BMW is back this time with a driver-focused cabin best suited for four. The interior is also quite richly appointed because BMW makes use of rose gold trim, wooden accents, and white leather upholstery. The dash is dominated by a long touch-screen, which is where BMW’s infotainment systems will live. The rear houses two full-size seats that can be folded down to create 44-cubic-foot cargo space.
- Sustainable Materials
All the wood inserts in the new BMW i4 are from eucalyptus wood. It’s sustainable because unlike pine or birch, eucalyptus only takes a few years to mature. The leather upholstery is tanned using olive leaves.
Even the BMW i4 gets the iDrive rotary controller. Besides that, Apple CarPlay and Android Auto will be present. Also, the company has said the car will receive regular over-the-air updates, like Tesla.
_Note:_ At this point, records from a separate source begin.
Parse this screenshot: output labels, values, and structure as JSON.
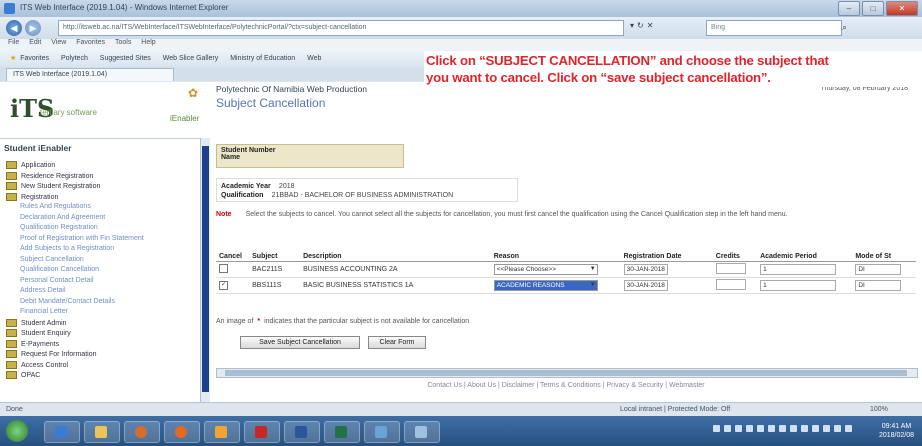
{
  "window": {
    "title": "ITS Web Interface (2019.1.04) - Windows Internet Explorer",
    "controls": [
      "–",
      "□",
      "✕"
    ]
  },
  "browser": {
    "address": "http://itsweb.ac.na/ITS/WebInterface/ITSWebInterface/PolytechnicPortal/?ctx=subject-cancellation",
    "addr_buttons": [
      "▾",
      "↻",
      "✕"
    ],
    "search_placeholder": "Bing",
    "menu": [
      "File",
      "Edit",
      "View",
      "Favorites",
      "Tools",
      "Help"
    ],
    "favorites": [
      "Favorites",
      "Polytech",
      "Suggested Sites",
      "Web Slice Gallery",
      "Ministry of Education",
      "Web"
    ],
    "tab": "ITS Web Interface (2019.1.04)"
  },
  "callout": {
    "line1": "Click on “SUBJECT CANCELLATION” and choose the subject that",
    "line2": "you want to cancel.  Click on “save subject cancellation”."
  },
  "header": {
    "logo_mark": "iTS",
    "logo_sub": "tertiary software",
    "portal": "iEnabler",
    "institution": "Polytechnic Of Namibia Web Production",
    "page_title": "Subject Cancellation",
    "date": "Thursday, 08 February 2018"
  },
  "sidebar": {
    "title": "Student iEnabler",
    "items": [
      {
        "label": "Application",
        "type": "folder"
      },
      {
        "label": "Residence Registration",
        "type": "folder"
      },
      {
        "label": "New Student Registration",
        "type": "folder"
      },
      {
        "label": "Registration",
        "type": "folder"
      },
      {
        "label": "Rules And Regulations",
        "type": "sub"
      },
      {
        "label": "Declaration And Agreement",
        "type": "sub"
      },
      {
        "label": "Qualification Registration",
        "type": "sub"
      },
      {
        "label": "Proof of Registration with Fin Statement",
        "type": "sub"
      },
      {
        "label": "Add Subjects to a Registration",
        "type": "sub"
      },
      {
        "label": "Subject Cancellation",
        "type": "sub"
      },
      {
        "label": "Qualification Cancellation",
        "type": "sub"
      },
      {
        "label": "Personal Contact Detail",
        "type": "sub"
      },
      {
        "label": "Address Detail",
        "type": "sub"
      },
      {
        "label": "Debit Mandate/Contact Details",
        "type": "sub"
      },
      {
        "label": "Financial Letter",
        "type": "sub"
      },
      {
        "label": "Student Admin",
        "type": "folder"
      },
      {
        "label": "Student Enquiry",
        "type": "folder"
      },
      {
        "label": "E-Payments",
        "type": "folder"
      },
      {
        "label": "Request For Information",
        "type": "folder"
      },
      {
        "label": "Access Control",
        "type": "folder"
      },
      {
        "label": "OPAC",
        "type": "folder"
      }
    ]
  },
  "student": {
    "number_label": "Student Number",
    "name_label": "Name"
  },
  "qualification": {
    "year_label": "Academic Year",
    "year": "2018",
    "qual_label": "Qualification",
    "qual": "21BBAD - BACHELOR OF BUSINESS ADMINISTRATION"
  },
  "note": {
    "label": "Note",
    "text": "Select the subjects to cancel. You cannot select all the subjects for cancellation, you must first cancel the qualification using the Cancel Qualification step in the left hand menu."
  },
  "table": {
    "headers": [
      "Cancel",
      "Subject",
      "Description",
      "Reason",
      "Registration Date",
      "Credits",
      "Academic Period",
      "Mode of St"
    ],
    "rows": [
      {
        "checked": false,
        "subject": "BAC211S",
        "description": "BUSINESS ACCOUNTING 2A",
        "reason": "<<Please Choose>>",
        "reason_highlight": false,
        "date": "30-JAN-2018",
        "credits": "",
        "period": "1",
        "mode": "DI"
      },
      {
        "checked": true,
        "subject": "BBS111S",
        "description": "BASIC BUSINESS STATISTICS 1A",
        "reason": "ACADEMIC REASONS",
        "reason_highlight": true,
        "date": "30-JAN-2018",
        "credits": "",
        "period": "1",
        "mode": "DI"
      }
    ]
  },
  "legend": {
    "prefix": "An image of",
    "star": "*",
    "text": "indicates that the particular subject is not available for cancellation"
  },
  "buttons": {
    "save": "Save Subject Cancellation",
    "clear": "Clear Form"
  },
  "footer": "Contact Us  |  About Us  |  Disclaimer  |  Terms & Conditions  |  Privacy & Security  |  Webmaster",
  "status": {
    "left": "Done",
    "zone": "Local intranet | Protected Mode: Off",
    "zoom": "100%"
  },
  "clock": {
    "time": "09:41 AM",
    "date": "2018/02/08"
  }
}
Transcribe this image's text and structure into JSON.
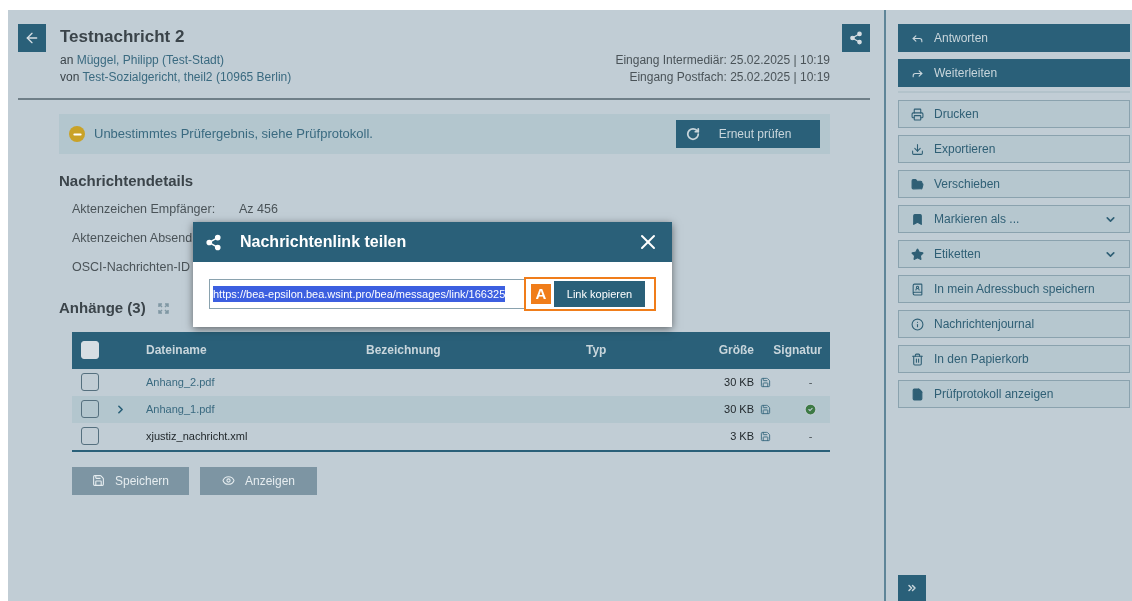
{
  "header": {
    "title": "Testnachricht 2",
    "recipient_prefix": "an",
    "recipient": "Müggel, Philipp (Test-Stadt)",
    "sender_prefix": "von",
    "sender": "Test-Sozialgericht, theil2 (10965 Berlin)",
    "dates": [
      "Eingang Intermediär: 25.02.2025 | 10:19",
      "Eingang Postfach: 25.02.2025 | 10:19"
    ]
  },
  "notice": {
    "text": "Unbestimmtes Prüfergebnis, siehe Prüfprotokoll.",
    "button": "Erneut prüfen"
  },
  "details": {
    "heading": "Nachrichtendetails",
    "rows": [
      {
        "label": "Aktenzeichen Empfänger:",
        "value": "Az 456"
      },
      {
        "label": "Aktenzeichen Absend"
      },
      {
        "label": "OSCI-Nachrichten-ID"
      }
    ]
  },
  "attachments": {
    "heading": "Anhänge (3)",
    "columns": [
      "Dateiname",
      "Bezeichnung",
      "Typ",
      "Größe",
      "Signatur"
    ],
    "all_checked": false,
    "rows": [
      {
        "checked": false,
        "selected": false,
        "expandable": false,
        "kind": "link",
        "name": "Anhang_2.pdf",
        "size": "30 KB",
        "signature": {
          "kind": "text",
          "text": "-"
        }
      },
      {
        "checked": false,
        "selected": true,
        "expandable": true,
        "kind": "link",
        "name": "Anhang_1.pdf",
        "size": "30 KB",
        "signature": {
          "kind": "valid"
        }
      },
      {
        "checked": false,
        "selected": false,
        "expandable": false,
        "kind": "plain",
        "name": "xjustiz_nachricht.xml",
        "size": "3 KB",
        "signature": {
          "kind": "text",
          "text": "-"
        }
      }
    ],
    "buttons": [
      {
        "label": "Speichern",
        "disabled": true
      },
      {
        "label": "Anzeigen",
        "disabled": true
      }
    ]
  },
  "sidebar": {
    "actions": [
      {
        "label": "Antworten",
        "kind": "primary",
        "dropdown": false
      },
      {
        "label": "Weiterleiten",
        "kind": "primary",
        "dropdown": false
      },
      {
        "label": "Drucken",
        "kind": "secondary",
        "dropdown": false
      },
      {
        "label": "Exportieren",
        "kind": "secondary",
        "dropdown": false
      },
      {
        "label": "Verschieben",
        "kind": "secondary",
        "dropdown": false
      },
      {
        "label": "Markieren als ...",
        "kind": "secondary",
        "dropdown": true
      },
      {
        "label": "Etiketten",
        "kind": "secondary",
        "dropdown": true
      },
      {
        "label": "In mein Adressbuch speichern",
        "kind": "secondary",
        "dropdown": false
      },
      {
        "label": "Nachrichtenjournal",
        "kind": "secondary",
        "dropdown": false
      },
      {
        "label": "In den Papierkorb",
        "kind": "secondary",
        "dropdown": false
      },
      {
        "label": "Prüfprotokoll anzeigen",
        "kind": "secondary",
        "dropdown": false
      }
    ]
  },
  "modal": {
    "title": "Nachrichtenlink teilen",
    "url": "https://bea-epsilon.bea.wsint.pro/bea/messages/link/166325",
    "marker": "A",
    "button": "Link kopieren"
  }
}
The dial though has a crystal bezel, which is picked directly from the 8-series.
- Hans Zimmer
To make the BMW i4 extra special, Hans Zimmer created a series of sounds for the car. So every time you open the door or switch driving modes, expect a bit of the Zimmer magic to waft through the beautifully crafted speakers.
- The Drive
BMW knows a thing or two about how to make a car dance. Without any of the internal-combustion-related fuss and delay in performance, the electric BMW i4 is going to shoot past most other gas and diesel-powered cars on the road. In the twisties, the i4 will rely on the single electric motor, helped along by torque vectoring and three driving modes (Core, Sport, Efficient). The Tesla Model 3 embarrasses sports cars for breakfast, lunch, and dinner. So, we expect the BMW i4 to be better.
- No Autonomous Driving
Again, the Tesla Model 3 offers the Autopilot system, which is not Level-5 rated. BMW, too, has a Personal Co-Pilot software suite that will not do duty in the BMW i4. Like the iX3, the i4 will have Level 3 autonomy.
- The Warranty
The BMW i4 will come with an 8-year/100,000-mile warranty. That should be great news for anyone worried about gremlins popping up within a year of ownership. Electric mobility isn’t perfect yet, and a good example is the Volvo Polestar 2, which was recalled twice in two months because of a glitch that could shut down the car all of a sudden. BMW isn’t exactly the last word in reliability, but we hope they do a good job with the i4.